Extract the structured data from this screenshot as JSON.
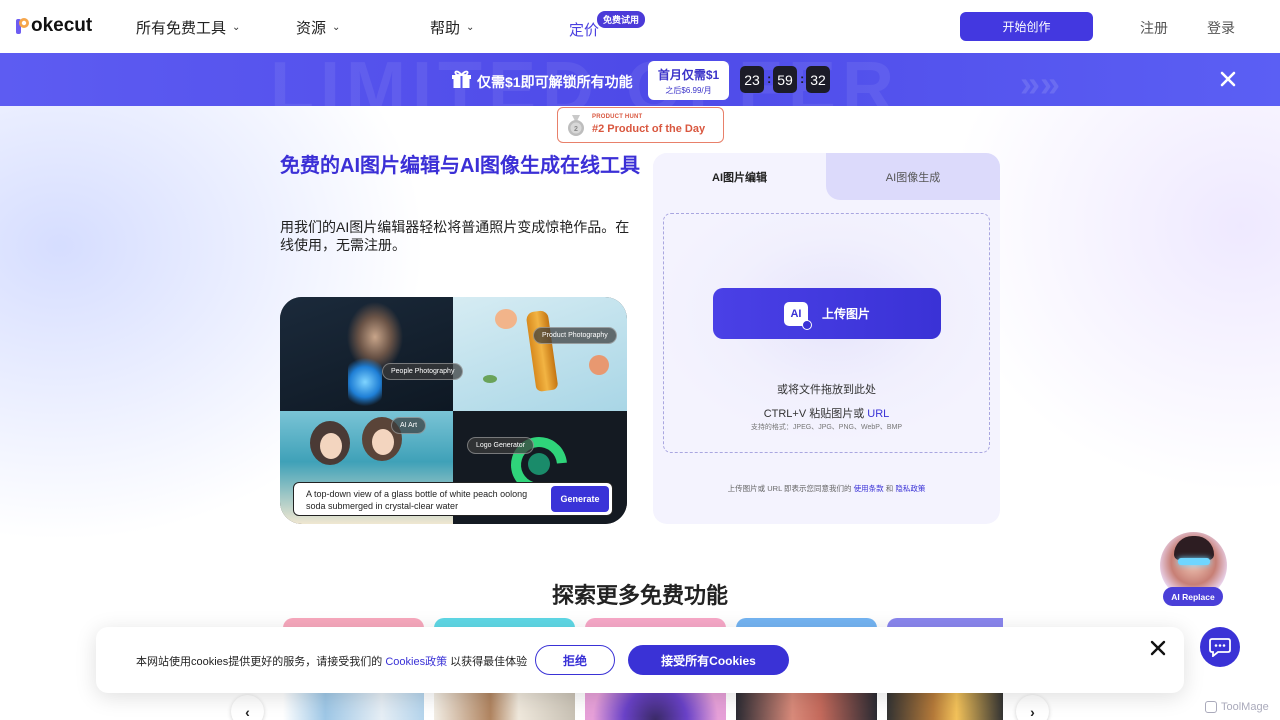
{
  "nav": {
    "logo_text": "okecut",
    "items": [
      {
        "label": "所有免费工具",
        "has_dropdown": true
      },
      {
        "label": "资源",
        "has_dropdown": true
      },
      {
        "label": "帮助",
        "has_dropdown": true
      },
      {
        "label": "定价",
        "has_dropdown": false
      }
    ],
    "trial_badge": "免费试用",
    "cta": "开始创作",
    "register": "注册",
    "login": "登录"
  },
  "promo": {
    "watermark": "LIMITED OFFER",
    "text": "仅需$1即可解锁所有功能",
    "price_main": "首月仅需$1",
    "price_sub": "之后$6.99/月",
    "timer": {
      "hours": "23",
      "minutes": "59",
      "seconds": "32"
    }
  },
  "product_hunt": {
    "small": "PRODUCT HUNT",
    "big": "#2 Product of the Day"
  },
  "hero": {
    "title": "免费的AI图片编辑与AI图像生成在线工具",
    "subtitle": "用我们的AI图片编辑器轻松将普通照片变成惊艳作品。在线使用，无需注册。",
    "collage_tags": {
      "people": "People Photography",
      "product": "Product Photography",
      "ai_art": "AI Art",
      "logo": "Logo Generator"
    },
    "prompt": "A top-down view of a glass bottle of white peach oolong soda submerged in crystal-clear water",
    "generate_label": "Generate"
  },
  "panel": {
    "tabs": [
      {
        "label": "AI图片编辑",
        "active": true
      },
      {
        "label": "AI图像生成",
        "active": false
      }
    ],
    "upload_icon_text": "AI",
    "upload_label": "上传图片",
    "drop_hint": "或将文件拖放到此处",
    "paste_hint": "CTRL+V 粘贴图片或",
    "url_label": "URL",
    "formats": "支持的格式：JPEG、JPG、PNG、WebP、BMP",
    "terms_prefix": "上传图片或 URL 即表示您同意我们的",
    "terms_link": "使用条款",
    "terms_and": "和",
    "privacy_link": "隐私政策"
  },
  "ai_replace": "AI Replace",
  "explore": {
    "title": "探索更多免费功能"
  },
  "cookie": {
    "text_prefix": "本网站使用cookies提供更好的服务，请接受我们的",
    "policy_link": "Cookies政策",
    "text_suffix": "以获得最佳体验",
    "reject": "拒绝",
    "accept": "接受所有Cookies"
  },
  "watermark_brand": "ToolMage",
  "colors": {
    "brand": "#4338e0",
    "promo_bg": "#5554ee",
    "product_hunt": "#d9573f"
  }
}
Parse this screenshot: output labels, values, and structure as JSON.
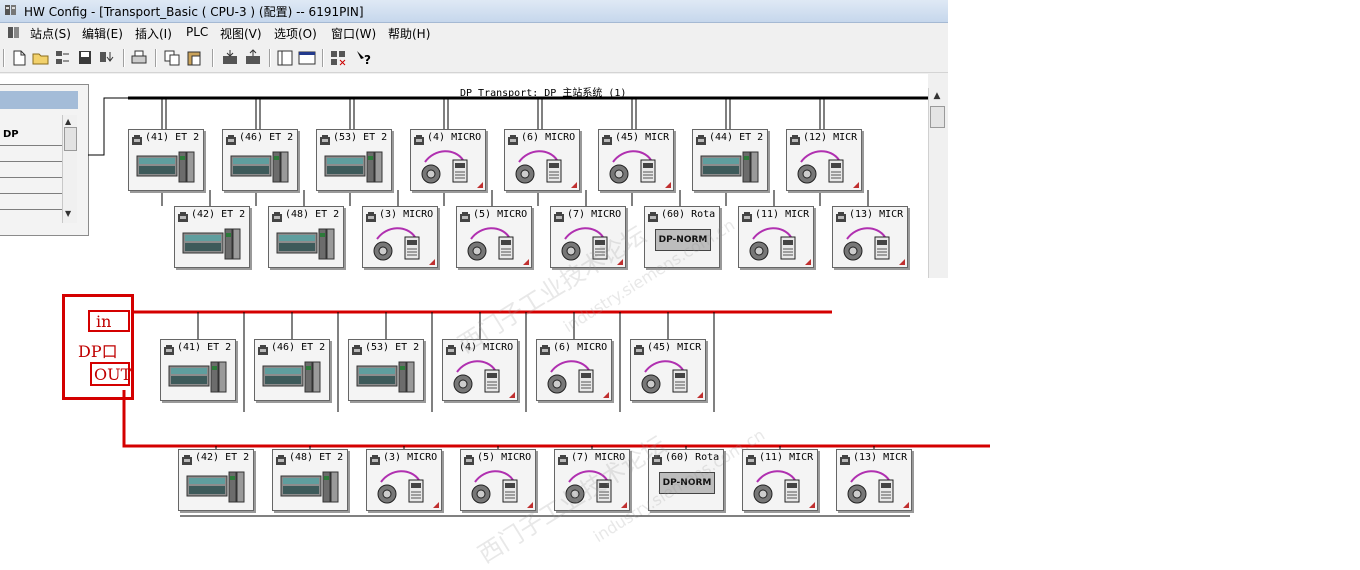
{
  "window": {
    "title": "HW Config - [Transport_Basic ( CPU-3 ) (配置) -- 6191PIN]"
  },
  "menu": {
    "items": [
      "站点(S)",
      "编辑(E)",
      "插入(I)",
      "PLC",
      "视图(V)",
      "选项(O)",
      "窗口(W)",
      "帮助(H)"
    ]
  },
  "catalog": {
    "selected": "DP"
  },
  "network": {
    "label": "DP_Transport: DP 主站系统 (1)"
  },
  "top_row1": [
    {
      "label": "(41) ET 2",
      "kind": "et200"
    },
    {
      "label": "(46) ET 2",
      "kind": "et200"
    },
    {
      "label": "(53) ET 2",
      "kind": "et200"
    },
    {
      "label": "(4) MICRO",
      "kind": "micro"
    },
    {
      "label": "(6) MICRO",
      "kind": "micro"
    },
    {
      "label": "(45) MICR",
      "kind": "micro"
    },
    {
      "label": "(44) ET 2",
      "kind": "et200"
    },
    {
      "label": "(12) MICR",
      "kind": "micro"
    }
  ],
  "top_row2": [
    {
      "label": "(42) ET 2",
      "kind": "et200"
    },
    {
      "label": "(48) ET 2",
      "kind": "et200"
    },
    {
      "label": "(3) MICRO",
      "kind": "micro"
    },
    {
      "label": "(5) MICRO",
      "kind": "micro"
    },
    {
      "label": "(7) MICRO",
      "kind": "micro"
    },
    {
      "label": "(60) Rota",
      "kind": "dpnorm"
    },
    {
      "label": "(11) MICR",
      "kind": "micro"
    },
    {
      "label": "(13) MICR",
      "kind": "micro"
    }
  ],
  "bottom_row1": [
    {
      "label": "(41) ET 2",
      "kind": "et200"
    },
    {
      "label": "(46) ET 2",
      "kind": "et200"
    },
    {
      "label": "(53) ET 2",
      "kind": "et200"
    },
    {
      "label": "(4) MICRO",
      "kind": "micro"
    },
    {
      "label": "(6) MICRO",
      "kind": "micro"
    },
    {
      "label": "(45) MICR",
      "kind": "micro"
    }
  ],
  "bottom_row2": [
    {
      "label": "(42) ET 2",
      "kind": "et200"
    },
    {
      "label": "(48) ET 2",
      "kind": "et200"
    },
    {
      "label": "(3) MICRO",
      "kind": "micro"
    },
    {
      "label": "(5) MICRO",
      "kind": "micro"
    },
    {
      "label": "(7) MICRO",
      "kind": "micro"
    },
    {
      "label": "(60) Rota",
      "kind": "dpnorm"
    },
    {
      "label": "(11) MICR",
      "kind": "micro"
    },
    {
      "label": "(13) MICR",
      "kind": "micro"
    }
  ],
  "dpnorm_text": "DP-NORM",
  "annotation": {
    "in": "in",
    "port": "DP口",
    "out": "OUT",
    "color": "#d40000"
  },
  "watermark": {
    "site": "industry.siemens.com.cn",
    "brand": "西门子工业技术论坛"
  }
}
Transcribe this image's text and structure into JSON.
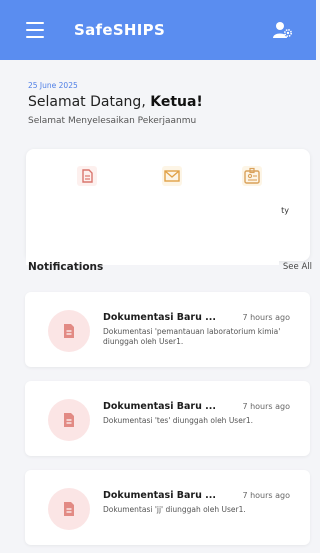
{
  "header": {
    "title": "SafeSHIPS",
    "background": "#5a8df0"
  },
  "welcome": {
    "date": "25 June 2025",
    "greeting_prefix": "Selamat Datang, ",
    "greeting_name": "Ketua!",
    "subtitle": "Selamat Menyelesaikan Pekerjaanmu"
  },
  "quick_actions": {
    "icons": [
      "document-icon",
      "mail-icon",
      "id-card-icon"
    ],
    "partial_label": "ty"
  },
  "notifications": {
    "section_title": "Notifications",
    "see_all_label": "See All",
    "items": [
      {
        "title": "Dokumentasi Baru ...",
        "time": "7 hours ago",
        "description": "Dokumentasi 'pemantauan laboratorium kimia' diunggah oleh User1."
      },
      {
        "title": "Dokumentasi Baru ...",
        "time": "7 hours ago",
        "description": "Dokumentasi 'tes' diunggah oleh User1."
      },
      {
        "title": "Dokumentasi Baru ...",
        "time": "7 hours ago",
        "description": "Dokumentasi 'jj' diunggah oleh User1."
      }
    ]
  }
}
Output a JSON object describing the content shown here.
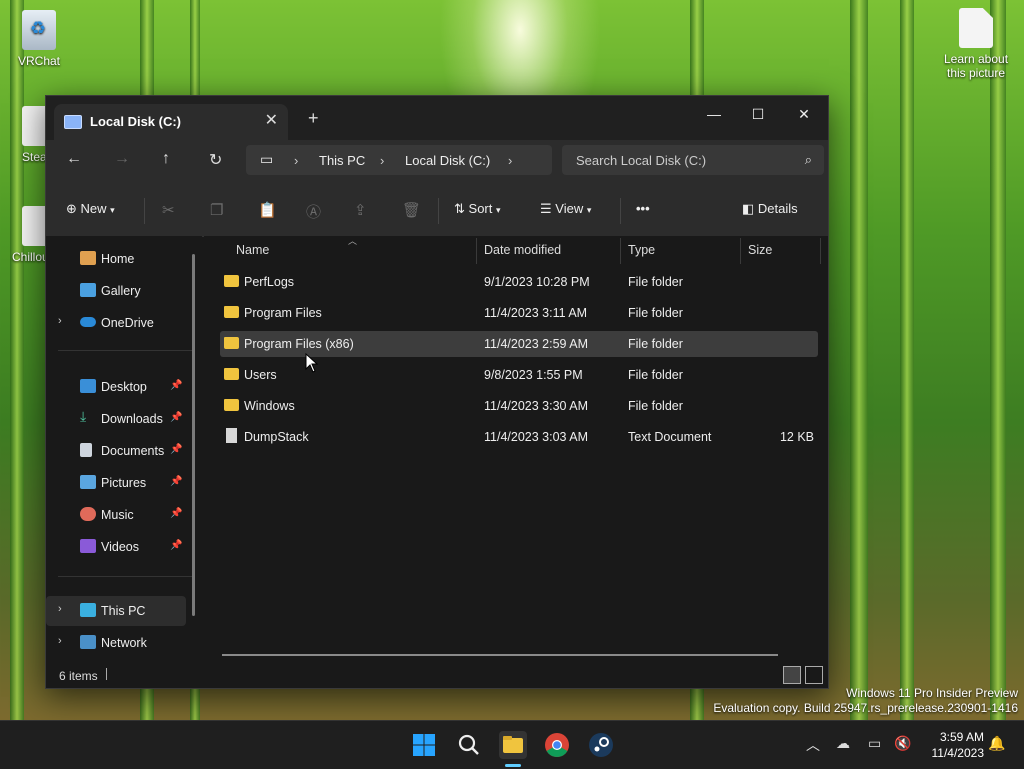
{
  "desktop": {
    "icons": [
      {
        "label": "VRChat"
      },
      {
        "label": "Stea"
      },
      {
        "label": "Chillou"
      },
      {
        "label": "Learn about this picture"
      }
    ]
  },
  "window": {
    "tab_title": "Local Disk (C:)",
    "breadcrumbs": [
      "This PC",
      "Local Disk (C:)"
    ],
    "search_placeholder": "Search Local Disk (C:)",
    "toolbar": {
      "new": "New",
      "sort": "Sort",
      "view": "View",
      "more": "•••",
      "details": "Details"
    },
    "sidebar": {
      "top": [
        {
          "label": "Home"
        },
        {
          "label": "Gallery"
        },
        {
          "label": "OneDrive"
        }
      ],
      "quick": [
        {
          "label": "Desktop"
        },
        {
          "label": "Downloads"
        },
        {
          "label": "Documents"
        },
        {
          "label": "Pictures"
        },
        {
          "label": "Music"
        },
        {
          "label": "Videos"
        }
      ],
      "bottom": [
        {
          "label": "This PC"
        },
        {
          "label": "Network"
        }
      ]
    },
    "columns": {
      "name": "Name",
      "date": "Date modified",
      "type": "Type",
      "size": "Size"
    },
    "rows": [
      {
        "name": "PerfLogs",
        "date": "9/1/2023 10:28 PM",
        "type": "File folder",
        "size": ""
      },
      {
        "name": "Program Files",
        "date": "11/4/2023 3:11 AM",
        "type": "File folder",
        "size": ""
      },
      {
        "name": "Program Files (x86)",
        "date": "11/4/2023 2:59 AM",
        "type": "File folder",
        "size": ""
      },
      {
        "name": "Users",
        "date": "9/8/2023 1:55 PM",
        "type": "File folder",
        "size": ""
      },
      {
        "name": "Windows",
        "date": "11/4/2023 3:30 AM",
        "type": "File folder",
        "size": ""
      },
      {
        "name": "DumpStack",
        "date": "11/4/2023 3:03 AM",
        "type": "Text Document",
        "size": "12 KB"
      }
    ],
    "status": "6 items"
  },
  "watermark": {
    "line1": "Windows 11 Pro Insider Preview",
    "line2": "Evaluation copy. Build 25947.rs_prerelease.230901-1416"
  },
  "taskbar": {
    "time": "3:59 AM",
    "date": "11/4/2023"
  },
  "colors": {
    "accent": "#0078d4",
    "folder": "#f0c43e",
    "window_bg": "#191919"
  }
}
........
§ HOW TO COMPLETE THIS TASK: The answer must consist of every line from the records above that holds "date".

§ SOLUTION TO THIS EXERCISE:
    "date": "25 June 2025",
      "date": "Date modified",
        "date": "9/1/2023 10:28 PM",
        "date": "11/4/2023 3:11 AM",
        "date": "11/4/2023 2:59 AM",
        "date": "9/8/2023 1:55 PM",
        "date": "11/4/2023 3:30 AM",
        "date": "11/4/2023 3:03 AM",
    "date": "11/4/2023"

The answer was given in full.